6. You can leave the slabs as is or slice them 1/4" (0.65 cm) thick x 1-2" (2.5-5 cm) wide x 6-10" x (15-25 cm) long.

7. It’s important to cut the meat to a uniform thickness so it will finish drying at about the same time.
 
8. Combine marinade ingredients with  meat strips; making sure they are covered with liquid; refrigerate overnight.

9. Next day, arrange the meat strips on drying racks, leaving enough space to allow sufficient air circulation.

10. Dry meat strips at 145°F (63°C) for 7-12 hours. The finished jerky should bend or crack but not break when bent.
 
11. The hard work is done and it’s time to enjoy the finished product with your family and friends.
Bon appetite!
 
12. Store jerky in clean jars or plastic bags, checking frequently for mold. Or vacuum seal  and freeze up to 1 year.

Safe handling Tips
With a growing interest in home jerky making, it becomes increasing important to practice precautionary safety measures . As previously stated, the hot pickle preparation method of precooking the meat to a temperature of 160° F (70°C) prior to drying, helps to provide protection against the survival of  harmful  bacteria.

But there’s also a number of other important safe handling and preparation practices you should be aware of as you enter into the exciting business of home jerky making. By adhering to these eight simple guidelines, you will have a leg up about the concerns of food safety, and know that the product you produce will be safe enough for your family and friends.

(1) Prior to making jerky, mix one tablespoon of bleach to one gallon of cold water. Sanitize the entire work area (all surfaces that will come in contact with the meat), including bowls, tubs, measuring utensils, knives and cutting boards with the bleach mixture. Allow all working surfaces and equipment to air dry before using.

(2) Wash your hands in hot soapy water before and after handling any raw meat.

(3) Raw jerky meat should be stored at 36-40°F (2-4°C) prior to it being processed. Furthermore, double check the cooling unit to make certain it maintains a steady 36-40°F (2-4°C).

(4) Given the fact that bacteria grows rapidly above 40°F (4°C), frozen meat should be thawed slowly in a refrigerator or cooler and not at room temperature.

(5) When you marinade jerky meat it should be done in a controlled cooler or refrigerator between 36-40°F (2-4°C). Do not save or reuse jerky marinade once it has been used, doing so could prove deadly.

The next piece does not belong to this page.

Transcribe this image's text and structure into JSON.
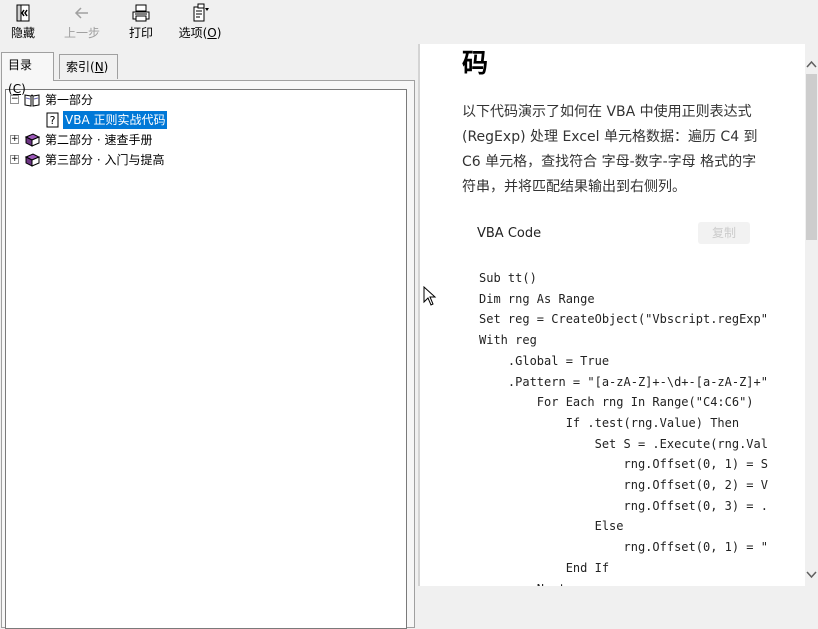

(6) To avoid food-borne illnesses, caused by Salmonella and E-coli bacteria, it’s important to cook, or dry, all jerky and snack stick products to 160°F (70°C). This includes wild game (deer, elk, moose, antelope, caribou and bear) as well as domestic meats such as beef, pork, lamb, poultry, etc.

(7) Make sure to use a reliable thermometer throughout the heating/drying process to ensure the meat reaches the correct internal temperature. The USDA recommends 160°F (70°C).

(8) The use of curing salt is vital to jerky making because it changes the osmotic pressure in the meat batter, which in turn inhibits the growth of harmful bacteria. See more about cures on pages 44-46.